You have a smile that brings me to my knees. Somehow you know exactly what to say and at all the right times. I catch myself imagining a time in the future when we’d be in the same place at the same time. We would make plans. Maybe we would even exchange wedding bands.
We met in the way that it tends to go when we travel: On a beach, with waves playing a song in the distance, reggae tunes adding some bass from a shack nearby that serves up semi-cold beer, and your eyes somehow shining brighter than anything else in sight. It’s almost blinding.
You said hello and asked where I’m from. I asked how long you’ve been traveling for. I was toast from the beginning, I tell you.
I knew from the moment I saw you that at the very least I’d happily spend a week with you.
Eventually we move on to deeper and more meaningful things. We talk about what we think of the world, how we’d love to open a hostel on an island way out there somewhere, even though we both know we won’t. We hang out on the warm sand and play in the waves while sharing our deepest fears and telling stories about our friends and family from back home. We act very much like a couple except for one thing: Permanence.
We skirt the issue of tomorrow and with every passing day, when each sunset lights up the sky, we pretend that the shelf life this has doesn’t exist.
We both know this can’t last forever, with our different passports and life paths, but we also don’t want to ruin this moment with the dreary thought of goodbye. The seductive pull of right here and right now keeps us on cloud nine.

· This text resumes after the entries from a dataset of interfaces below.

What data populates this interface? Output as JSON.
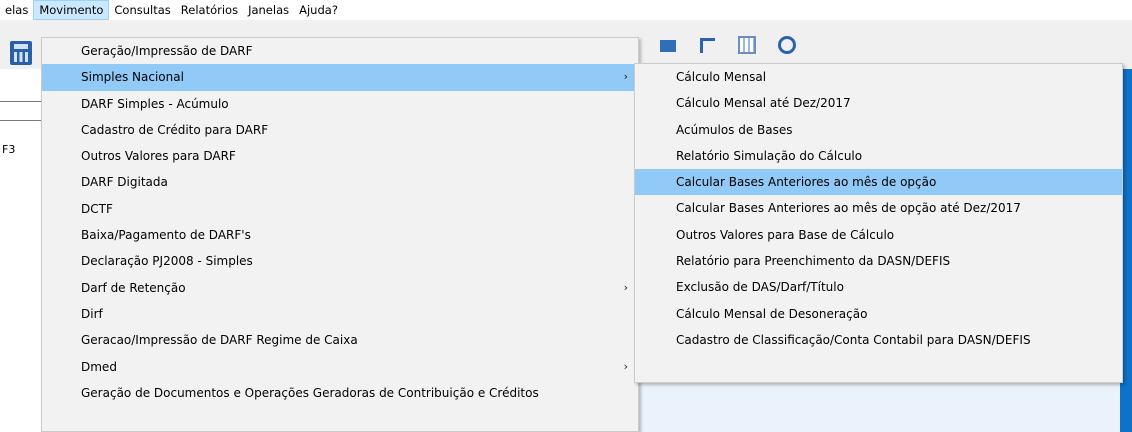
{
  "menubar": {
    "items": [
      {
        "label": "elas"
      },
      {
        "label": "Movimento"
      },
      {
        "label": "Consultas"
      },
      {
        "label": "Relatórios"
      },
      {
        "label": "Janelas"
      },
      {
        "label": "Ajuda?"
      }
    ]
  },
  "left_panel": {
    "shortcut_text": "F3"
  },
  "movimento_menu": {
    "items": [
      {
        "label": "Geração/Impressão de DARF"
      },
      {
        "label": "Simples Nacional",
        "submenu": "›"
      },
      {
        "label": "DARF Simples - Acúmulo"
      },
      {
        "label": "Cadastro de Crédito para DARF"
      },
      {
        "label": "Outros Valores para DARF"
      },
      {
        "label": "DARF Digitada"
      },
      {
        "label": "DCTF"
      },
      {
        "label": "Baixa/Pagamento de DARF's"
      },
      {
        "label": "Declaração PJ2008 - Simples"
      },
      {
        "label": "Darf de Retenção",
        "submenu": "›"
      },
      {
        "label": "Dirf"
      },
      {
        "label": "Geracao/Impressão de DARF Regime de Caixa"
      },
      {
        "label": "Dmed",
        "submenu": "›"
      },
      {
        "label": "Geração de Documentos e Operações Geradoras de Contribuição e Créditos"
      }
    ]
  },
  "simples_submenu": {
    "items": [
      {
        "label": "Cálculo Mensal"
      },
      {
        "label": "Cálculo Mensal até Dez/2017"
      },
      {
        "label": "Acúmulos de Bases"
      },
      {
        "label": "Relatório Simulação do Cálculo"
      },
      {
        "label": "Calcular Bases Anteriores ao mês de opção"
      },
      {
        "label": "Calcular Bases Anteriores ao mês de opção até Dez/2017"
      },
      {
        "label": "Outros Valores para Base de Cálculo"
      },
      {
        "label": "Relatório para Preenchimento da DASN/DEFIS"
      },
      {
        "label": "Exclusão de DAS/Darf/Título"
      },
      {
        "label": "Cálculo Mensal de Desoneração"
      },
      {
        "label": "Cadastro de Classificação/Conta Contabil para DASN/DEFIS"
      }
    ]
  },
  "colors": {
    "highlight": "#91c9f7",
    "menubar_active": "#cce8ff",
    "accent_blue": "#0e72c8"
  }
}
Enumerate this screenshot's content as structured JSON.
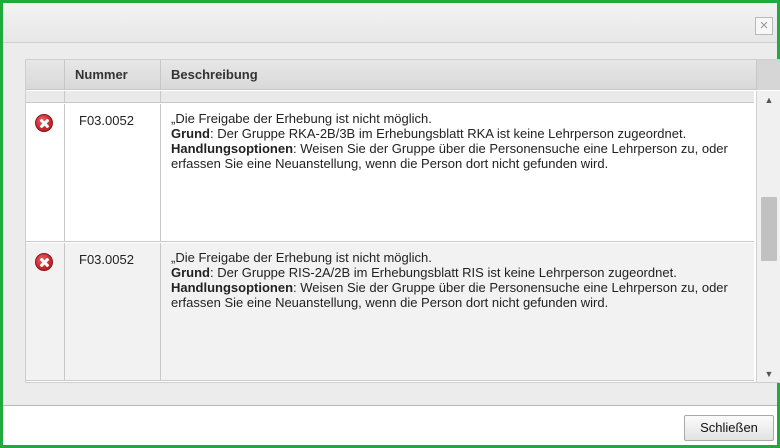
{
  "dialog": {
    "close_icon": "×",
    "close_button_label": "Schließen",
    "accent_color": "#1faa3c"
  },
  "table": {
    "columns": {
      "number": "Nummer",
      "description": "Beschreibung"
    },
    "rows": [
      {
        "icon": "error-icon",
        "number": "F03.0052",
        "message": "„Die Freigabe der Erhebung ist nicht möglich.",
        "reason_label": "Grund",
        "reason_text": ": Der Gruppe RKA-2B/3B im Erhebungsblatt RKA ist keine Lehrperson zugeordnet.",
        "options_label": "Handlungsoptionen",
        "options_text": ": Weisen Sie der Gruppe über die Personensuche eine Lehrperson zu, oder erfassen Sie eine Neuanstellung, wenn die Person dort nicht gefunden wird."
      },
      {
        "icon": "error-icon",
        "number": "F03.0052",
        "message": "„Die Freigabe der Erhebung ist nicht möglich.",
        "reason_label": "Grund",
        "reason_text": ": Der Gruppe RIS-2A/2B im Erhebungsblatt RIS ist keine Lehrperson zugeordnet.",
        "options_label": "Handlungsoptionen",
        "options_text": ": Weisen Sie der Gruppe über die Personensuche eine Lehrperson zu, oder erfassen Sie eine Neuanstellung, wenn die Person dort nicht gefunden wird."
      }
    ]
  },
  "scrollbar": {
    "up_arrow": "▲",
    "down_arrow": "▼"
  }
}
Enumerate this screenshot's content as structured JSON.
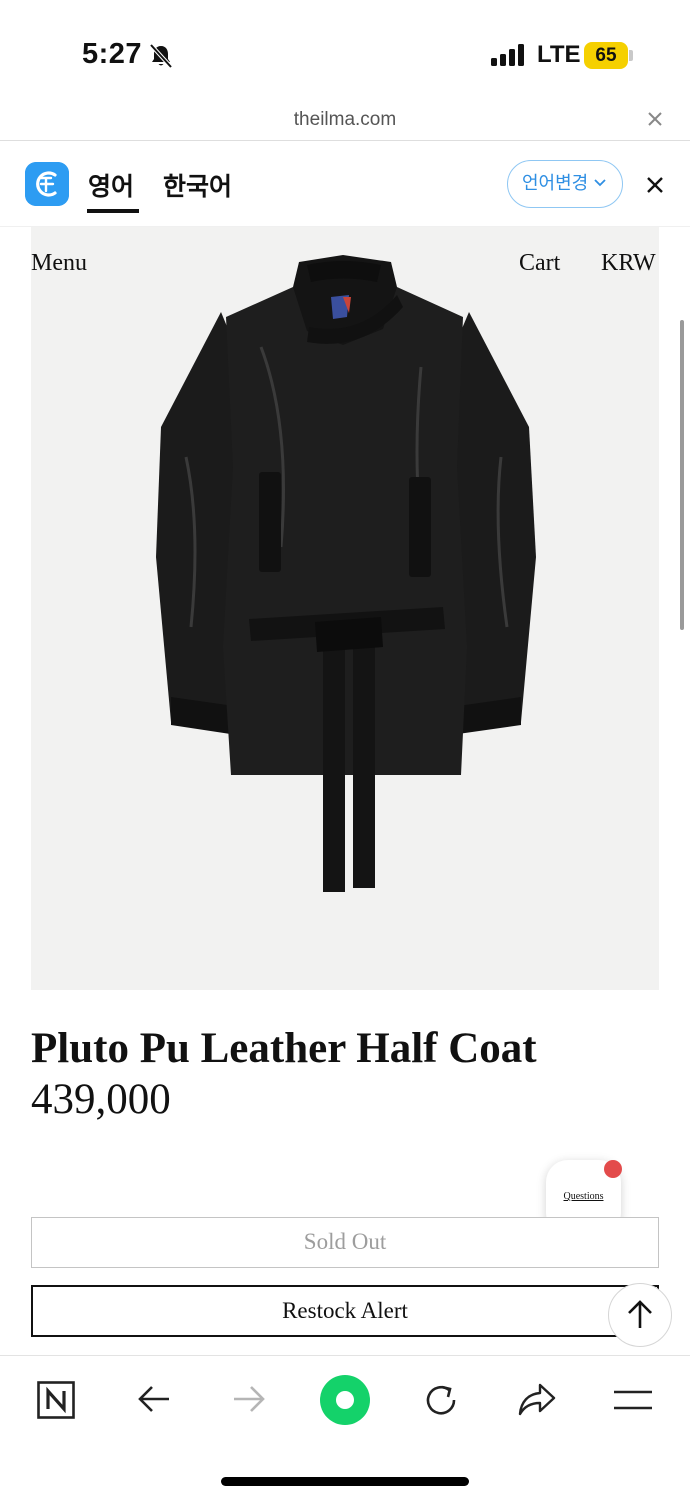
{
  "status_bar": {
    "time": "5:27",
    "network": "LTE",
    "battery_level": "65",
    "battery_color": "#f5d000"
  },
  "browser": {
    "url": "theilma.com"
  },
  "translate_bar": {
    "tab_active": "영어",
    "tab_inactive": "한국어",
    "change_language_label": "언어변경",
    "accent_color": "#2f8fe3"
  },
  "site_nav": {
    "menu": "Menu",
    "cart": "Cart",
    "currency": "KRW"
  },
  "product": {
    "title": "Pluto Pu Leather Half Coat",
    "price": "439,000",
    "sold_out_label": "Sold Out",
    "restock_label": "Restock Alert"
  },
  "questions_widget": {
    "label": "Questions",
    "badge_color": "#e34b4b"
  },
  "icons": {
    "status": [
      "silent-bell-icon",
      "cellular-signal-icon",
      "battery-icon"
    ],
    "toolbar": [
      "naver-n-icon",
      "back-arrow-icon",
      "forward-arrow-icon",
      "green-dot-icon",
      "reload-icon",
      "share-icon",
      "hamburger-menu-icon"
    ]
  }
}
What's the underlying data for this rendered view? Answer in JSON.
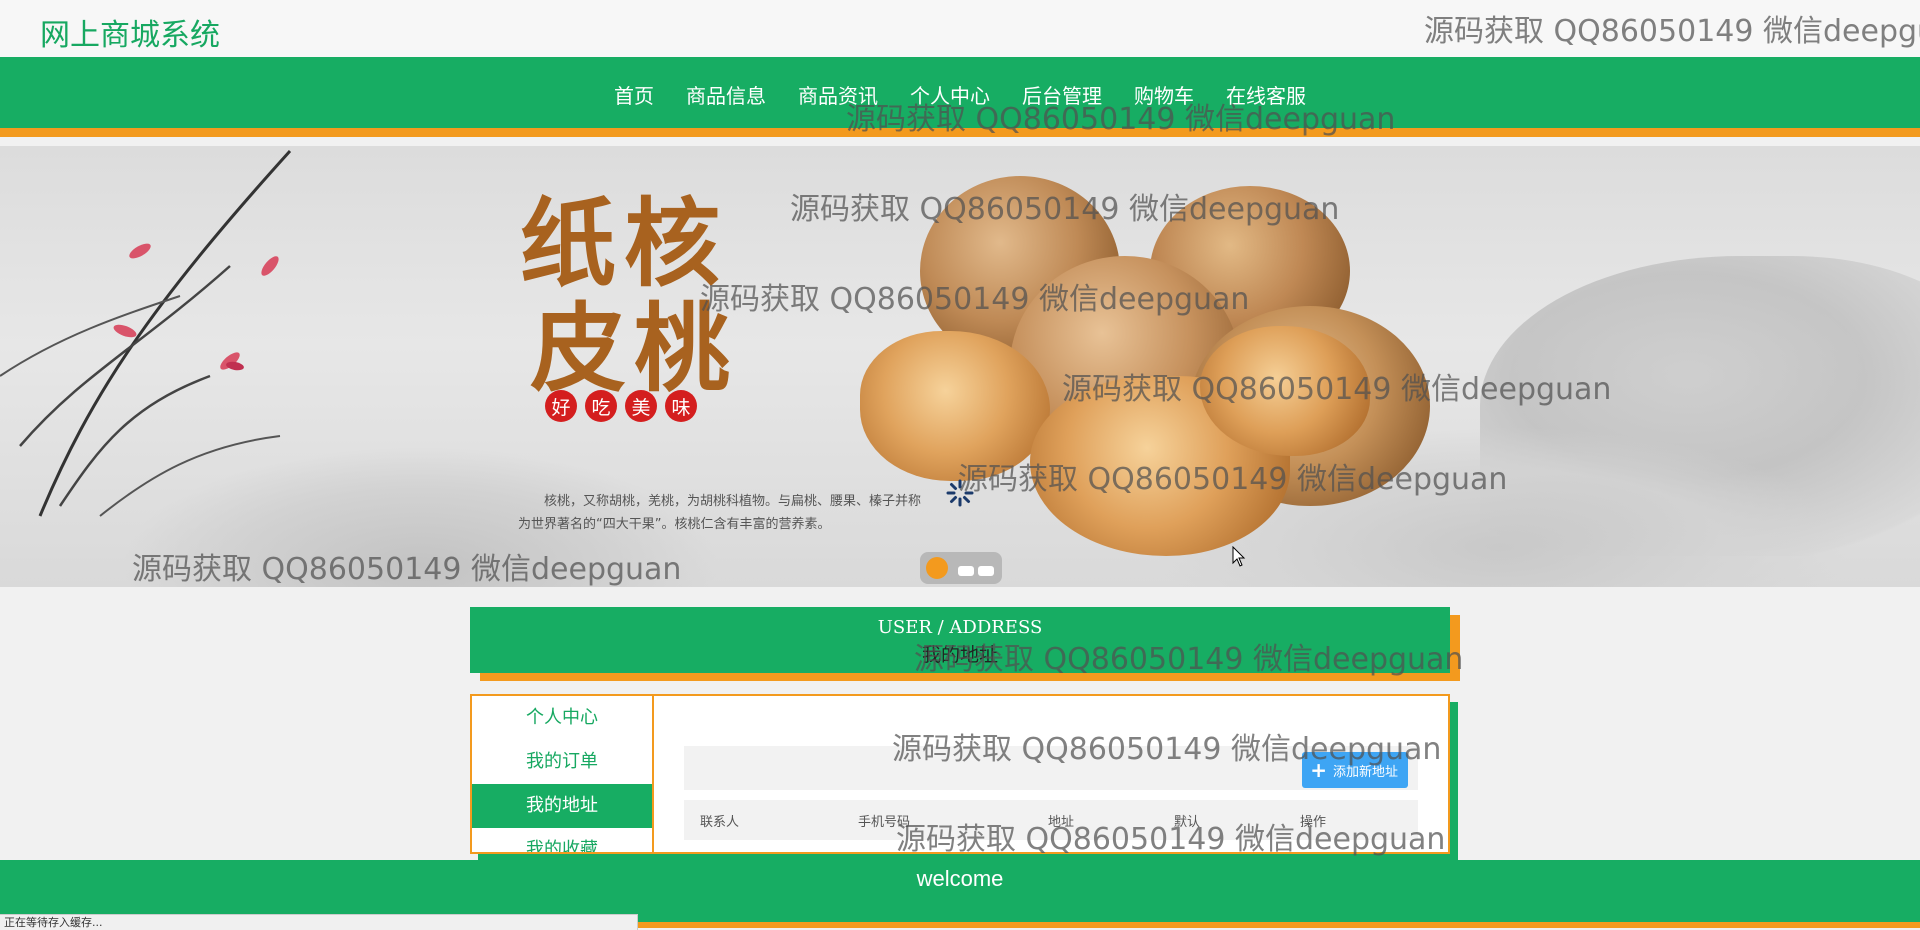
{
  "site": {
    "title": "网上商城系统"
  },
  "nav": {
    "items": [
      "首页",
      "商品信息",
      "商品资讯",
      "个人中心",
      "后台管理",
      "购物车",
      "在线客服"
    ]
  },
  "banner": {
    "headline_1": "纸核",
    "headline_2": "皮桃",
    "tags": [
      "好",
      "吃",
      "美",
      "味"
    ],
    "description": "核桃，又称胡桃，羌桃，为胡桃科植物。与扁桃、腰果、榛子并称为世界著名的“四大干果”。核桃仁含有丰富的营养素。",
    "slide_count": 3,
    "active_slide": 1
  },
  "section": {
    "title_en": "USER / ADDRESS",
    "title_cn": "我的地址"
  },
  "sidebar": {
    "items": [
      {
        "label": "个人中心",
        "active": false
      },
      {
        "label": "我的订单",
        "active": false
      },
      {
        "label": "我的地址",
        "active": true
      },
      {
        "label": "我的收藏",
        "active": false
      }
    ]
  },
  "toolbar": {
    "add_label": "添加新地址"
  },
  "table": {
    "columns": [
      "联系人",
      "手机号码",
      "地址",
      "默认",
      "操作"
    ]
  },
  "footer": {
    "text": "welcome"
  },
  "statusbar": {
    "text": "正在等待存入缓存..."
  },
  "watermark": "源码获取 QQ86050149 微信deepguan",
  "colors": {
    "primary": "#17ad63",
    "accent": "#f39a1e",
    "button": "#3ea5f4"
  }
}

Your arm grazes mine and I feel a flush of energy, like a million little butterflies are coursing through my chest. It makes no sense to me but somehow I have to hold myself back from saying, ‘I love you,’ even though I barely know you. Each time I see you all I wish for is to be attached to you in some way, hand in hand, cuddling in bed, intertwined.
You know I’d love to hold on, believing that this could last for longer than this day, this week, this month, but like all things, it would eventually lose its appeal.
You see, the lovely thing about you is the person who you are right here, without the pressures of real life and the stress of where the next paycheck will come from. Eventually we’d have to confront how we’d deal with who has to move where to make it work, and how it would turn to mostly long-distance Skype calls and Whatsapp messages when we part ways. One person would have to make a sacrifice and might begrudge it forever. Is that really what we want?
You see, I could love you, but I love the road, too.
I love the unanswered mysteries out there, beckoning me to explore. I’m enamored with new sights, smells, and adventures. I’m addicted to movement in the way that some are obsessed with finding a ring. The two seem to be mutually exclusive, and it’s just the way it goes.
While it’s true that someone always knows someone whose cousin fell in love on a trip and somehow it worked out, this Cinderella story is always so far removed from any reality I’ve ever known.
Yet it’s what keeps us travelers holding onto the idea that we might fall in love in a way that would last. I’d get a new passport and last name. We’d figure it out along the way.
Except that the things that are the most alluring about you – your accent, the way you say and see things, and your general approach to life and how different it is to mine, would eventually be the very things that challenge us the most.
Life and love aren’t about the times that we spend laughing on the beach, but rather the boring weekday nights we eat dinner while watching TV.
It’s so hard to imagine us that way, so I’d like to just leave it where it is, in a little suitcase, never to come back with me.
So on the day I’m about to leave again, with a plane ticket in my hand,
I just want to say how truly wonderful it was to know you.
I wish you all the best in life and love, but to be honest I never want to know if you do, indeed, find love.
Good luck, my dear, but for now, my love is the road.